If you’re a golden boy, you will certainly notice in the business press that blue chip companies often hold cash cows in their portfolios, i.e. products or assets that generate above-the-average cash flows over long periods. Innovators hope their products will become leading high-growth stars or rising stars in a dynamic market. On the contrary, they try to stay away from failed projects or dogs that need to be sold off as quickly as possible.


In the stock exchange, most blue chips prefer a bull or bullish market, one that rises like bull horns when the Spanish or Mexican torero brushes against the gasping animal’s head with his red cape. It’s just a simple, vivid term for “positive trend in the market”, as opposed to a bear or bearish market, which goes down like bear claws.

After a price trough, the market goes back up skyrocketing, booming or following a brief but intense meteoric rise, jumping to records highs and peaking before a major slamming on of the brakes, plunging it back into the red, into bearish sentiment. But why did prices fall back down? Maybe because the market hit a ceiling before it came crashing down? Or maybe the sluggish economy took a toll on investors’ irrational euphoria, popping the bubble that has been inflated, fuelled by illusory prospects. Forget it, this crumbling market was just a failed soufflé rising… Now it is in the doldrums, stuck in the middle of the Pacific Ocean in an area of light winds.

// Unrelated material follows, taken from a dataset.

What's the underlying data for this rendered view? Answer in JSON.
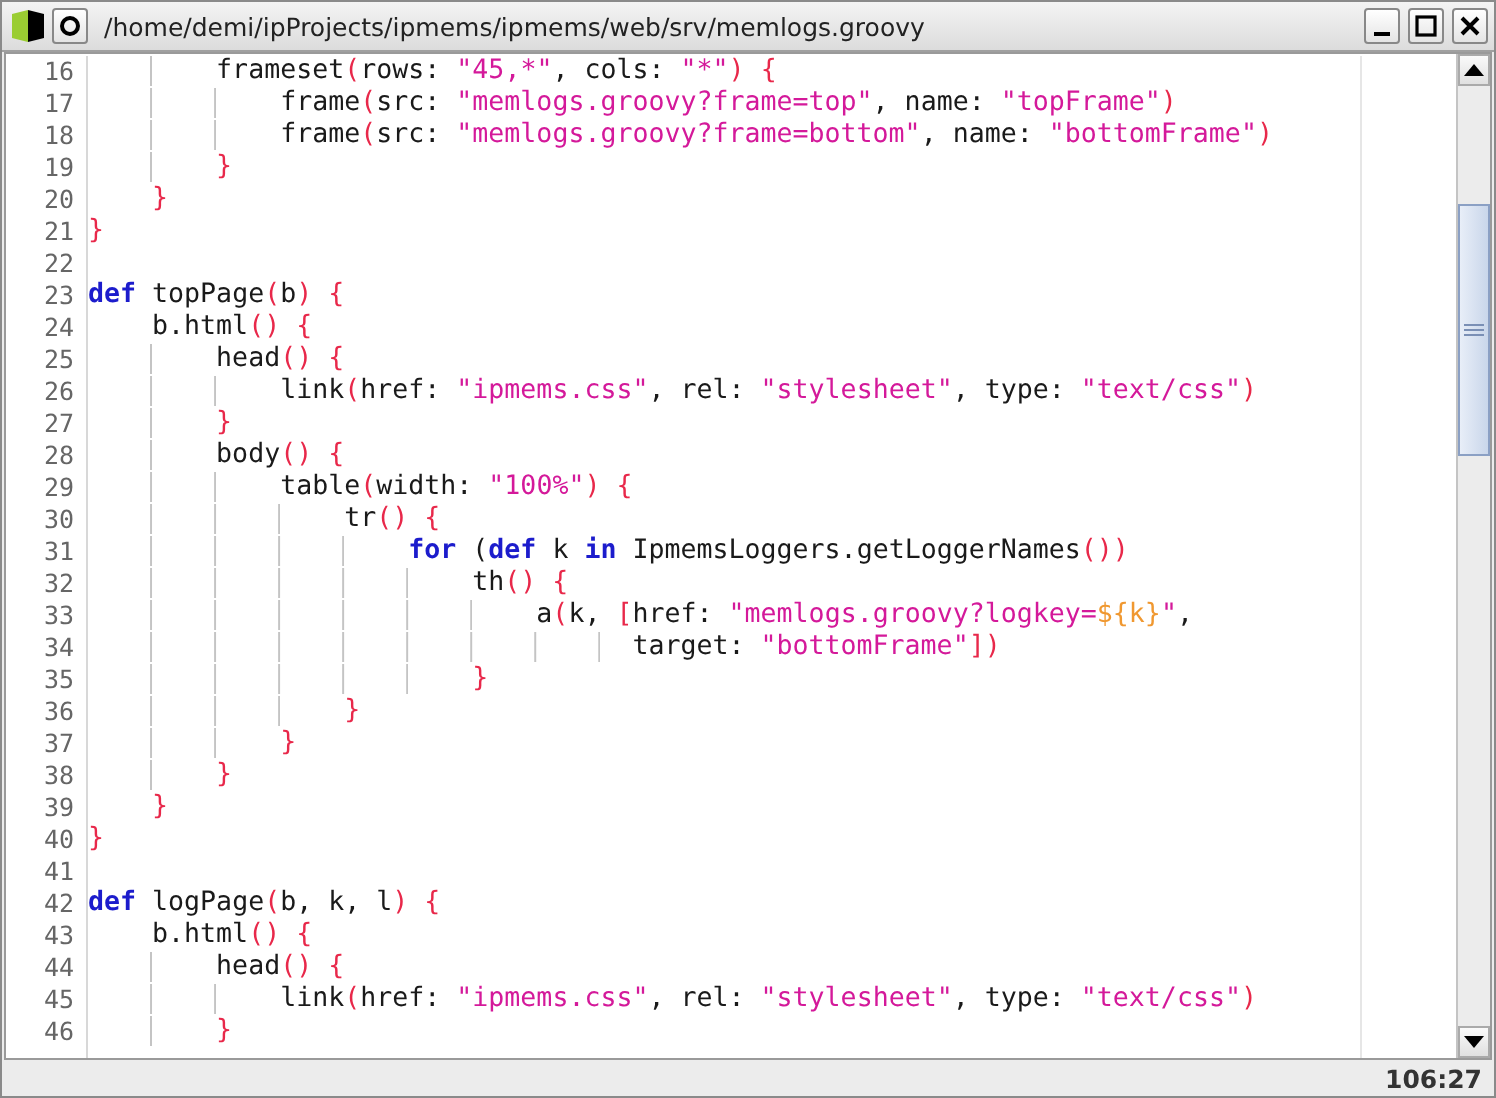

In mergers and acquisitions, when a corporate raider has its heart finally set on a target, it may decide to go the hard way by playing the black knight, that is, the initiator of an unsolicited or hostile takeover bid. The thing is, the poor little target has a better friend than the undesirable black knight—the white knight, who is wealthy enough to counterbid the despicable buyer. And if the white knight is not available for this rescue operation, then the target in distress might be able to use its secret WMDs.

What if it decided to implement its Pac-Man defence strategy by launching its own tender offer against the opponent like Elf did against TotalFina in 1999 (in vain by the way)? Now the boot is on the other foot, right? The potential victim may also use poison pills, by issuing securities with special clauses that make the company unattractive in the event of a change in ownership. It is almost the same principle as the shark repellent, consisting in including special clauses in the company’s by-laws that make it unattractive to potential buyers. Another good deterrent would be to provide for a massive golden parachute for the company’s boss that is triggered automatically if the buyer wants to fire them after the takeover. The company can also choose to use its crown jewels defence, by placing its best assets in an entity that is easy to sell to a friendly company, making the purchase less attractive. But if the buyer is rolling in it and believes the target is a golden opportunity or a money spinner, then the target is doomed.

There are also many, many colourful terms in the derivatives industry, with butterflies, straddles, strangles, barrier options, lookback options, and lots of fun things, but that’s another story for another day!